The latest version of USCIS’ Frequently Asked Questions on Deferred Action for Childhood Arrivals clarifies several points on which both applicants and attorneys have been waiting for guidance.
Q: May an applicant travel abroad after August 15, 2012 but before applying for Deferred Action, or after filing but before approval?
A: No, that will result in denial of the DACA application.
Q: Will a person granted Deferred Action be allowed to travel abroad?
A: Not automatically. Those who are granted Deferred Action will have to apply for an Advance Parole travel document.
It is strongly advisable to consult an immigration attorney before filing for permission to travel. Most applicants who qualify for Deferred Action will have accrued long periods of unlawful presence in the United States, so travel abroad may trigger the 3-year, 10-year or permanent bars to readmission, which could cut off eligibility for all future forms of relief or more permanent immigration benefits, even if the person is temporarily allowed back in to the United States on the basis of an Advance Parole travel document.
The latest USCIS FAQ notes that even if you are granted Deferred Action and an Advance Parole travel document, if you have been in deportation or removal proceedings in court before the Executive Office of Immigration Review, before you travel abroad you should seek to reopen the case and have the immigration proceedings terminated or administratively closed. Do not leave the country before termination or administrative closure is granted.
Social Security Number:
USCIS has clarified that where Item 9 on the Form I-765 asks for a social security number, the only number DACA applicants should enter in that space is a genuine Social Security Number officially issued to you, not a made-up one or one that belongs to someone else.
Documenting Continuous Residence:
Q: Do you need to provide documents establishing physical presence & continuous residence in the United States for every month since June 15, 2007?
A: No, but you need at least one document every 11 months or so, and some evidence within a month or two of June 15, 2012.
For DACA applicants who graduated from high school or college several years ago, some or all of the five-year period between June 15, 2007 and June 15, 2012 will not be covered by school transcripts, and may be difficult to document with medical or work records. You may use other circumstantial evidence – I am one of many immigration lawyers who recommend printing screenshots from your Facebook timeline, particularly where you are tagged in photos at some identified location in the United States.

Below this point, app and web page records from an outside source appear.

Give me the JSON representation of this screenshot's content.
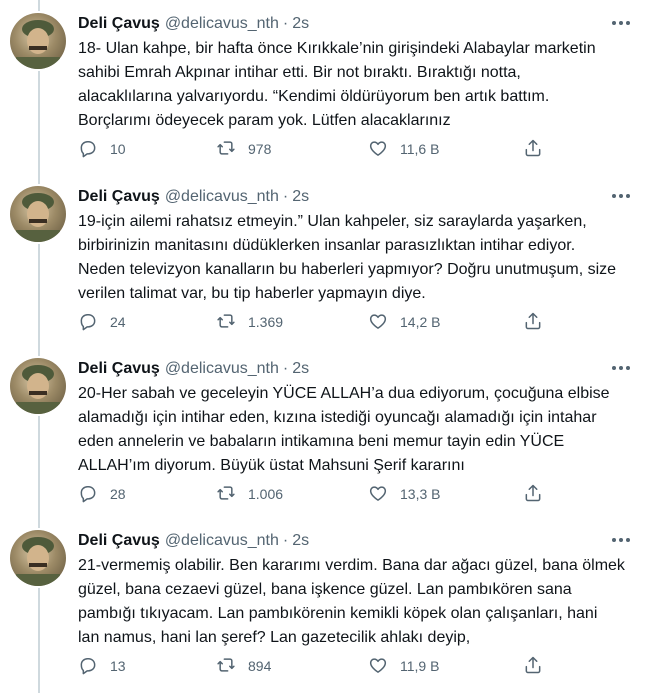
{
  "tweets": [
    {
      "name": "Deli Çavuş",
      "handle": "@delicavus_nth",
      "dot": "·",
      "time": "2s",
      "text": "18- Ulan kahpe, bir hafta önce Kırıkkale’nin girişindeki Alabaylar marketin\nsahibi Emrah Akpınar intihar etti. Bir not bıraktı. Bıraktığı notta,\nalacaklılarına yalvarıyordu. “Kendimi öldürüyorum ben artık battım.\nBorçlarımı ödeyecek param yok. Lütfen alacaklarınız",
      "replies": "10",
      "retweets": "978",
      "likes": "11,6 B"
    },
    {
      "name": "Deli Çavuş",
      "handle": "@delicavus_nth",
      "dot": "·",
      "time": "2s",
      "text": "19-için ailemi rahatsız etmeyin.” Ulan kahpeler, siz saraylarda yaşarken,\nbirbirinizin manitasını düdüklerken insanlar parasızlıktan intihar ediyor.\nNeden televizyon kanalların bu haberleri yapmıyor? Doğru unutmuşum, size\nverilen talimat var,  bu tip haberler yapmayın diye.",
      "replies": "24",
      "retweets": "1.369",
      "likes": "14,2 B"
    },
    {
      "name": "Deli Çavuş",
      "handle": "@delicavus_nth",
      "dot": "·",
      "time": "2s",
      "text": "20-Her sabah ve geceleyin YÜCE ALLAH’a dua ediyorum, çocuğuna elbise\nalamadığı için intihar eden, kızına istediği oyuncağı alamadığı için intahar\neden annelerin ve babaların intikamına beni memur tayin edin YÜCE\nALLAH’ım diyorum. Büyük üstat  Mahsuni Şerif kararını",
      "replies": "28",
      "retweets": "1.006",
      "likes": "13,3 B"
    },
    {
      "name": "Deli Çavuş",
      "handle": "@delicavus_nth",
      "dot": "·",
      "time": "2s",
      "text": "21-vermemiş olabilir. Ben kararımı verdim. Bana dar ağacı güzel, bana ölmek\ngüzel, bana cezaevi güzel, bana işkence güzel. Lan pambıkören sana\npambığı tıkıyacam. Lan pambıkörenin kemikli köpek olan çalışanları, hani\nlan namus, hani lan şeref? Lan gazetecilik ahlakı deyip,",
      "replies": "13",
      "retweets": "894",
      "likes": "11,9 B"
    }
  ],
  "icons": {
    "reply": "reply-icon",
    "retweet": "retweet-icon",
    "like": "heart-icon",
    "share": "share-icon",
    "more": "more-icon"
  },
  "colors": {
    "text": "#0f1419",
    "secondary": "#536471",
    "thread_line": "#cfd9de",
    "divider": "#eff3f4"
  }
}
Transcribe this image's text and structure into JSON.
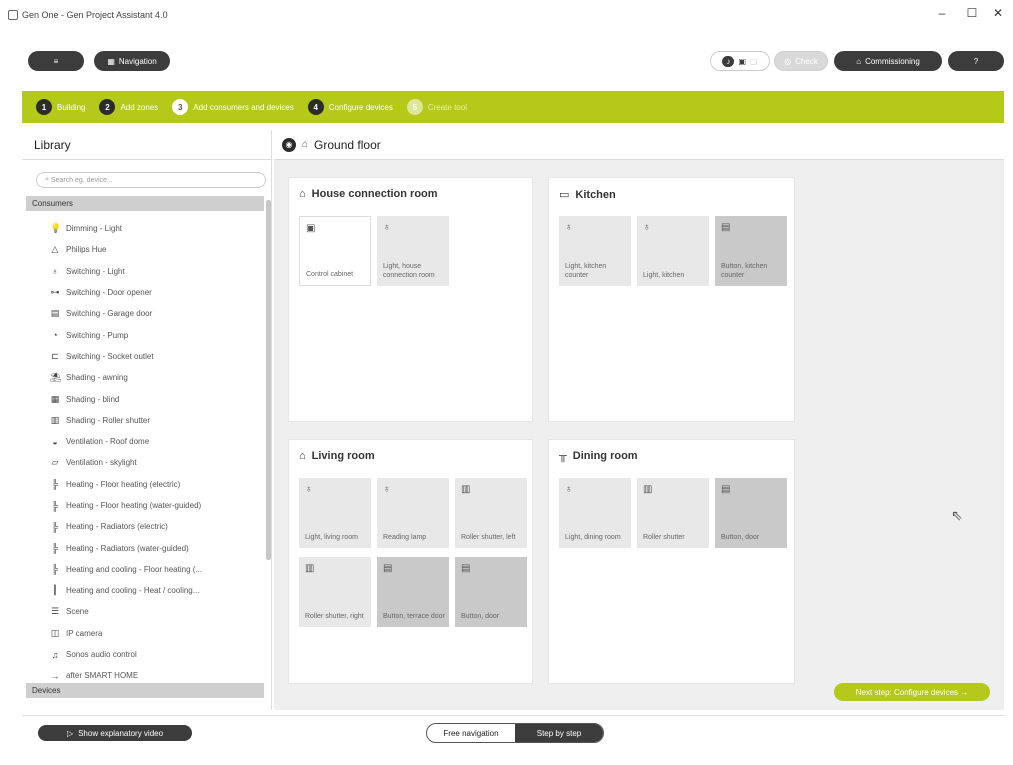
{
  "window": {
    "title": "Gen One - Gen Project Assistant 4.0",
    "min": "–",
    "max": "☐",
    "close": "✕"
  },
  "topbar": {
    "menu_icon": "menu-icon",
    "navigation_label": "Navigation",
    "check_label": "Check",
    "commissioning_label": "Commissioning",
    "help_label": "?"
  },
  "steps": [
    {
      "num": "1",
      "label": "Building",
      "state": "done"
    },
    {
      "num": "2",
      "label": "Add zones",
      "state": "done"
    },
    {
      "num": "3",
      "label": "Add consumers and devices",
      "state": "active"
    },
    {
      "num": "4",
      "label": "Configure devices",
      "state": "done"
    },
    {
      "num": "5",
      "label": "Create tool",
      "state": "future"
    }
  ],
  "library": {
    "title": "Library",
    "search_placeholder": "Search eg. device...",
    "consumers_label": "Consumers",
    "devices_label": "Devices",
    "items": [
      {
        "icon": "bulb-icon",
        "glyph": "💡",
        "label": "Dimming - Light"
      },
      {
        "icon": "hue-icon",
        "glyph": "△",
        "label": "Philips Hue"
      },
      {
        "icon": "bulb-icon",
        "glyph": "♁",
        "label": "Switching - Light"
      },
      {
        "icon": "key-icon",
        "glyph": "⊶",
        "label": "Switching - Door opener"
      },
      {
        "icon": "garage-icon",
        "glyph": "▤",
        "label": "Switching - Garage door"
      },
      {
        "icon": "pump-icon",
        "glyph": "◔",
        "label": "Switching - Pump"
      },
      {
        "icon": "socket-icon",
        "glyph": "⊏",
        "label": "Switching - Socket outlet"
      },
      {
        "icon": "awning-icon",
        "glyph": "⛱",
        "label": "Shading - awning"
      },
      {
        "icon": "blind-icon",
        "glyph": "▦",
        "label": "Shading - blind"
      },
      {
        "icon": "shutter-icon",
        "glyph": "▥",
        "label": "Shading - Roller shutter"
      },
      {
        "icon": "dome-icon",
        "glyph": "◒",
        "label": "Ventilation - Roof dome"
      },
      {
        "icon": "skylight-icon",
        "glyph": "▱",
        "label": "Ventilation - skylight"
      },
      {
        "icon": "heating-icon",
        "glyph": "╠",
        "label": "Heating - Floor heating (electric)"
      },
      {
        "icon": "heating-icon",
        "glyph": "╠",
        "label": "Heating - Floor heating (water-guided)"
      },
      {
        "icon": "radiator-icon",
        "glyph": "╠",
        "label": "Heating - Radiators (electric)"
      },
      {
        "icon": "radiator-icon",
        "glyph": "╠",
        "label": "Heating - Radiators (water-guided)"
      },
      {
        "icon": "heatcool-icon",
        "glyph": "╠",
        "label": "Heating and cooling - Floor heating (..."
      },
      {
        "icon": "heatcool-icon",
        "glyph": "┃",
        "label": "Heating and cooling - Heat / cooling..."
      },
      {
        "icon": "scene-icon",
        "glyph": "☰",
        "label": "Scene"
      },
      {
        "icon": "camera-icon",
        "glyph": "◫",
        "label": "IP camera"
      },
      {
        "icon": "audio-icon",
        "glyph": "♫",
        "label": "Sonos audio control"
      },
      {
        "icon": "arrow-right-icon",
        "glyph": "→",
        "label": "after SMART HOME"
      }
    ]
  },
  "canvas": {
    "floor_label": "Ground floor",
    "rooms": [
      {
        "name": "House connection room",
        "glyph": "⌂",
        "devices": [
          {
            "label": "Control cabinet",
            "glyph": "▣",
            "style": "white"
          },
          {
            "label": "Light, house connection room",
            "glyph": "♁",
            "style": "light"
          }
        ]
      },
      {
        "name": "Kitchen",
        "glyph": "▭",
        "devices": [
          {
            "label": "Light, kitchen counter",
            "glyph": "♁",
            "style": "light"
          },
          {
            "label": "Light, kitchen",
            "glyph": "♁",
            "style": "light"
          },
          {
            "label": "Button, kitchen counter",
            "glyph": "▤",
            "style": "dark"
          }
        ]
      },
      {
        "name": "Living room",
        "glyph": "⌂",
        "devices": [
          {
            "label": "Light, living room",
            "glyph": "♁",
            "style": "light"
          },
          {
            "label": "Reading lamp",
            "glyph": "♁",
            "style": "light"
          },
          {
            "label": "Roller shutter, left",
            "glyph": "▥",
            "style": "light"
          },
          {
            "label": "Roller shutter, right",
            "glyph": "▥",
            "style": "light"
          },
          {
            "label": "Button, terrace door",
            "glyph": "▤",
            "style": "dark"
          },
          {
            "label": "Button, door",
            "glyph": "▤",
            "style": "dark"
          }
        ]
      },
      {
        "name": "Dining room",
        "glyph": "╥",
        "devices": [
          {
            "label": "Light, dining room",
            "glyph": "♁",
            "style": "light"
          },
          {
            "label": "Roller shutter",
            "glyph": "▥",
            "style": "light"
          },
          {
            "label": "Button, door",
            "glyph": "▤",
            "style": "dark"
          }
        ]
      }
    ],
    "next_step_label": "Next step: Configure devices →"
  },
  "bottom": {
    "video_label": "Show explanatory video",
    "free_nav_label": "Free navigation",
    "step_by_step_label": "Step by step"
  },
  "colors": {
    "accent": "#b4c91a",
    "dark": "#3c3c3c"
  }
}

Q: Can providing your work records as part of the evidence of continuous residence in a DACA application result in enforcement actions against your past or present employers?
A: This information will not be shared with ICE for civil violations under INA 274A, but it will be shared for criminal enforcement actions if there is evidence of “egregious violations of criminal statutes or widespread abuses.”
What does that mean in plain English? We don’t know yet, but evidence of a consistent pattern of hiring people who lack work authorization can result in criminal penalties, so if you know of many other employees at your workplace who are not authorized to work, the safe course of action is not to use evidence of that job in a DACA application.Contact